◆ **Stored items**
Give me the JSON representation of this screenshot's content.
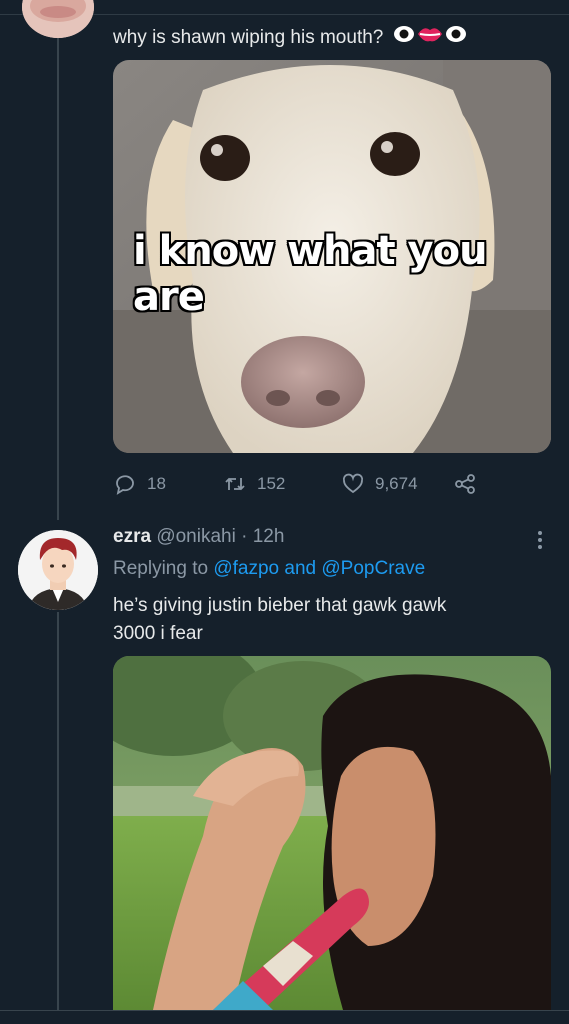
{
  "tweet1": {
    "text": "why is shawn wiping his mouth?",
    "emojis": [
      "eyes-emoji",
      "lips-emoji",
      "eyes-emoji"
    ],
    "image_caption": "i know what you are",
    "stats": {
      "replies": "18",
      "retweets": "152",
      "likes": "9,674"
    }
  },
  "tweet2": {
    "name": "ezra",
    "handle": "@onikahi",
    "separator": "·",
    "time": "12h",
    "replying_prefix": "Replying to",
    "replying_user1": "@fazpo",
    "replying_and": "and",
    "replying_user2": "@PopCrave",
    "text_line1": "he’s giving justin bieber that gawk gawk",
    "text_line2": "3000 i fear"
  },
  "colors": {
    "background": "#15202b",
    "accent": "#1d9bf0",
    "muted": "#8b98a5",
    "text": "#e7e9ea"
  },
  "icons": [
    "reply-icon",
    "retweet-icon",
    "like-icon",
    "share-icon",
    "more-icon"
  ]
}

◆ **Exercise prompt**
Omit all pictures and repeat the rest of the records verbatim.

◆ **Output for this task**
Give me the JSON representation of this screenshot's content.
{
  "tweet1": {
    "text": "why is shawn wiping his mouth?",
    "emojis": [
      "eyes-emoji",
      "lips-emoji",
      "eyes-emoji"
    ],
    "image_caption": "i know what you are",
    "stats": {
      "replies": "18",
      "retweets": "152",
      "likes": "9,674"
    }
  },
  "tweet2": {
    "name": "ezra",
    "handle": "@onikahi",
    "separator": "·",
    "time": "12h",
    "replying_prefix": "Replying to",
    "replying_user1": "@fazpo",
    "replying_and": "and",
    "replying_user2": "@PopCrave",
    "text_line1": "he’s giving justin bieber that gawk gawk",
    "text_line2": "3000 i fear"
  },
  "colors": {
    "background": "#15202b",
    "accent": "#1d9bf0",
    "muted": "#8b98a5",
    "text": "#e7e9ea"
  },
  "icons": [
    "reply-icon",
    "retweet-icon",
    "like-icon",
    "share-icon",
    "more-icon"
  ]
}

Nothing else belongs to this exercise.